## EXTRACTED DATA:

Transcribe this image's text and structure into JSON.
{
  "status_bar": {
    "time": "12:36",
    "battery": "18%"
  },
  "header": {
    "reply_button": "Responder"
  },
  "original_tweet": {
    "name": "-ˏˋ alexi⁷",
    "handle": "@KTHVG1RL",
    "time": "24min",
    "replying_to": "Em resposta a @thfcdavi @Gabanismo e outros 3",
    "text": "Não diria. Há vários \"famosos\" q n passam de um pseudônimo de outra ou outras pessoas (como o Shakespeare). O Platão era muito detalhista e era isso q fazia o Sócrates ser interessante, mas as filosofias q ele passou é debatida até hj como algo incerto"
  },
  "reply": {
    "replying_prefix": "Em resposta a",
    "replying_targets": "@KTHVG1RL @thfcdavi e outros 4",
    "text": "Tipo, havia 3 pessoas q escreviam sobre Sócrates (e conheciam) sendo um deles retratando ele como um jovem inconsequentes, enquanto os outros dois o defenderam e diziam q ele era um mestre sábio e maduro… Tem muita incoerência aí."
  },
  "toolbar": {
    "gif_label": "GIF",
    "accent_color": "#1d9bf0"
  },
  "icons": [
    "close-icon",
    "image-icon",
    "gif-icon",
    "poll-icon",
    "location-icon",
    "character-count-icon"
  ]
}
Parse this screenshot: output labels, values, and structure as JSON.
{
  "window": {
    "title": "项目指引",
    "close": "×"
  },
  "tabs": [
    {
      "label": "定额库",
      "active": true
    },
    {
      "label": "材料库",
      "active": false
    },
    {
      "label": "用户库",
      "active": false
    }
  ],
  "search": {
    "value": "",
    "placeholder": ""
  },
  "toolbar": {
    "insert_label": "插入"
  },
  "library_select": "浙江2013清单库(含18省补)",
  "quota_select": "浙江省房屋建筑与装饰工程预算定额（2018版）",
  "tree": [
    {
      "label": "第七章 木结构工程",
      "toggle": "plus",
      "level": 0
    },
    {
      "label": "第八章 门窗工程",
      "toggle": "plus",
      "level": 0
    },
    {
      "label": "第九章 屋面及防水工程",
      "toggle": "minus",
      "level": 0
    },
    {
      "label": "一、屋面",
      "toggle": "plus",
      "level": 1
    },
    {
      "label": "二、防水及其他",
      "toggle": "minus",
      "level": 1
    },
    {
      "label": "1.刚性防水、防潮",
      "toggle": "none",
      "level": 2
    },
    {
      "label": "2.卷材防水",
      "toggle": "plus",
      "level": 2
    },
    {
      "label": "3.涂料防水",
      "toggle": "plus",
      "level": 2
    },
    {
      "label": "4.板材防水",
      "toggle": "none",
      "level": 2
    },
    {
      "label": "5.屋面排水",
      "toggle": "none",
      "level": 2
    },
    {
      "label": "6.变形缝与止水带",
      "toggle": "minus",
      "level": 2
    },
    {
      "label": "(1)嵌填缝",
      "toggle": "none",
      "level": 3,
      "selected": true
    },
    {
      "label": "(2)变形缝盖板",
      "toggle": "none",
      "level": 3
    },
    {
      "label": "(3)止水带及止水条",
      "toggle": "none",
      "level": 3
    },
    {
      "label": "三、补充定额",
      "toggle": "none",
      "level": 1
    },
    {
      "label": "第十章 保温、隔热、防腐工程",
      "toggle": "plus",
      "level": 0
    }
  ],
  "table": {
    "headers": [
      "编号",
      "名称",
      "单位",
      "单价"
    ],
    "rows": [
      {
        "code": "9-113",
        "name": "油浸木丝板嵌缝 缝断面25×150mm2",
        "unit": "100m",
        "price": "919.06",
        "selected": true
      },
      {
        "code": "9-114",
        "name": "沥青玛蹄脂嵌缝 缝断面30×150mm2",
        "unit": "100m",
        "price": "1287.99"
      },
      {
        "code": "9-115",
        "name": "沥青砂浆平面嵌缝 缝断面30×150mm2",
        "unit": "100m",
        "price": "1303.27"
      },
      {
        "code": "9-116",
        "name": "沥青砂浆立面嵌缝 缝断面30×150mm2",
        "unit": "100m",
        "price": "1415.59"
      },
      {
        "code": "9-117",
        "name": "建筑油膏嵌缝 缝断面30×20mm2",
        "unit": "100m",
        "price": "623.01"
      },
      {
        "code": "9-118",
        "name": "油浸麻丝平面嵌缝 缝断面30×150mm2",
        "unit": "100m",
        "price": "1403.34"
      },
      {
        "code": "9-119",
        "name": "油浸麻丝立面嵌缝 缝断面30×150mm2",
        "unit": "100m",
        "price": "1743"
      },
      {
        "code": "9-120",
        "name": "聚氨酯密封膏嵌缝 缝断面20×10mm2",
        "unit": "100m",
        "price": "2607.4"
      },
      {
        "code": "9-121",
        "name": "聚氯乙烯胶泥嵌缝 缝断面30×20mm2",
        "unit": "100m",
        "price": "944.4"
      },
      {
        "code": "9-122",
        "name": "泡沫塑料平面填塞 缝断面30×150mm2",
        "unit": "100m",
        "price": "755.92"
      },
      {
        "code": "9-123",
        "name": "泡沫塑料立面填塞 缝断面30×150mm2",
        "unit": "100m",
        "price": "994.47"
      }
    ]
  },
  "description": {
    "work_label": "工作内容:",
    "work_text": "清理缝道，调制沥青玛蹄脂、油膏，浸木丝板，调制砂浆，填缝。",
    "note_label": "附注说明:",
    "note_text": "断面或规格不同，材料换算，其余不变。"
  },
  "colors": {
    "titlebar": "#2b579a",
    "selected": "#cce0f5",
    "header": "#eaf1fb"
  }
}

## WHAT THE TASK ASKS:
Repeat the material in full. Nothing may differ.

## PROBLEM SOLUTION:
Transcribe this image's text and structure into JSON.
{
  "status_bar": {
    "time": "12:36",
    "battery": "18%"
  },
  "header": {
    "reply_button": "Responder"
  },
  "original_tweet": {
    "name": "-ˏˋ alexi⁷",
    "handle": "@KTHVG1RL",
    "time": "24min",
    "replying_to": "Em resposta a @thfcdavi @Gabanismo e outros 3",
    "text": "Não diria. Há vários \"famosos\" q n passam de um pseudônimo de outra ou outras pessoas (como o Shakespeare). O Platão era muito detalhista e era isso q fazia o Sócrates ser interessante, mas as filosofias q ele passou é debatida até hj como algo incerto"
  },
  "reply": {
    "replying_prefix": "Em resposta a",
    "replying_targets": "@KTHVG1RL @thfcdavi e outros 4",
    "text": "Tipo, havia 3 pessoas q escreviam sobre Sócrates (e conheciam) sendo um deles retratando ele como um jovem inconsequentes, enquanto os outros dois o defenderam e diziam q ele era um mestre sábio e maduro… Tem muita incoerência aí."
  },
  "toolbar": {
    "gif_label": "GIF",
    "accent_color": "#1d9bf0"
  },
  "icons": [
    "close-icon",
    "image-icon",
    "gif-icon",
    "poll-icon",
    "location-icon",
    "character-count-icon"
  ]
}
Parse this screenshot: output labels, values, and structure as JSON.
{
  "window": {
    "title": "项目指引",
    "close": "×"
  },
  "tabs": [
    {
      "label": "定额库",
      "active": true
    },
    {
      "label": "材料库",
      "active": false
    },
    {
      "label": "用户库",
      "active": false
    }
  ],
  "search": {
    "value": "",
    "placeholder": ""
  },
  "toolbar": {
    "insert_label": "插入"
  },
  "library_select": "浙江2013清单库(含18省补)",
  "quota_select": "浙江省房屋建筑与装饰工程预算定额（2018版）",
  "tree": [
    {
      "label": "第七章 木结构工程",
      "toggle": "plus",
      "level": 0
    },
    {
      "label": "第八章 门窗工程",
      "toggle": "plus",
      "level": 0
    },
    {
      "label": "第九章 屋面及防水工程",
      "toggle": "minus",
      "level": 0
    },
    {
      "label": "一、屋面",
      "toggle": "plus",
      "level": 1
    },
    {
      "label": "二、防水及其他",
      "toggle": "minus",
      "level": 1
    },
    {
      "label": "1.刚性防水、防潮",
      "toggle": "none",
      "level": 2
    },
    {
      "label": "2.卷材防水",
      "toggle": "plus",
      "level": 2
    },
    {
      "label": "3.涂料防水",
      "toggle": "plus",
      "level": 2
    },
    {
      "label": "4.板材防水",
      "toggle": "none",
      "level": 2
    },
    {
      "label": "5.屋面排水",
      "toggle": "none",
      "level": 2
    },
    {
      "label": "6.变形缝与止水带",
      "toggle": "minus",
      "level": 2
    },
    {
      "label": "(1)嵌填缝",
      "toggle": "none",
      "level": 3,
      "selected": true
    },
    {
      "label": "(2)变形缝盖板",
      "toggle": "none",
      "level": 3
    },
    {
      "label": "(3)止水带及止水条",
      "toggle": "none",
      "level": 3
    },
    {
      "label": "三、补充定额",
      "toggle": "none",
      "level": 1
    },
    {
      "label": "第十章 保温、隔热、防腐工程",
      "toggle": "plus",
      "level": 0
    }
  ],
  "table": {
    "headers": [
      "编号",
      "名称",
      "单位",
      "单价"
    ],
    "rows": [
      {
        "code": "9-113",
        "name": "油浸木丝板嵌缝 缝断面25×150mm2",
        "unit": "100m",
        "price": "919.06",
        "selected": true
      },
      {
        "code": "9-114",
        "name": "沥青玛蹄脂嵌缝 缝断面30×150mm2",
        "unit": "100m",
        "price": "1287.99"
      },
      {
        "code": "9-115",
        "name": "沥青砂浆平面嵌缝 缝断面30×150mm2",
        "unit": "100m",
        "price": "1303.27"
      },
      {
        "code": "9-116",
        "name": "沥青砂浆立面嵌缝 缝断面30×150mm2",
        "unit": "100m",
        "price": "1415.59"
      },
      {
        "code": "9-117",
        "name": "建筑油膏嵌缝 缝断面30×20mm2",
        "unit": "100m",
        "price": "623.01"
      },
      {
        "code": "9-118",
        "name": "油浸麻丝平面嵌缝 缝断面30×150mm2",
        "unit": "100m",
        "price": "1403.34"
      },
      {
        "code": "9-119",
        "name": "油浸麻丝立面嵌缝 缝断面30×150mm2",
        "unit": "100m",
        "price": "1743"
      },
      {
        "code": "9-120",
        "name": "聚氨酯密封膏嵌缝 缝断面20×10mm2",
        "unit": "100m",
        "price": "2607.4"
      },
      {
        "code": "9-121",
        "name": "聚氯乙烯胶泥嵌缝 缝断面30×20mm2",
        "unit": "100m",
        "price": "944.4"
      },
      {
        "code": "9-122",
        "name": "泡沫塑料平面填塞 缝断面30×150mm2",
        "unit": "100m",
        "price": "755.92"
      },
      {
        "code": "9-123",
        "name": "泡沫塑料立面填塞 缝断面30×150mm2",
        "unit": "100m",
        "price": "994.47"
      }
    ]
  },
  "description": {
    "work_label": "工作内容:",
    "work_text": "清理缝道，调制沥青玛蹄脂、油膏，浸木丝板，调制砂浆，填缝。",
    "note_label": "附注说明:",
    "note_text": "断面或规格不同，材料换算，其余不变。"
  },
  "colors": {
    "titlebar": "#2b579a",
    "selected": "#cce0f5",
    "header": "#eaf1fb"
  }
}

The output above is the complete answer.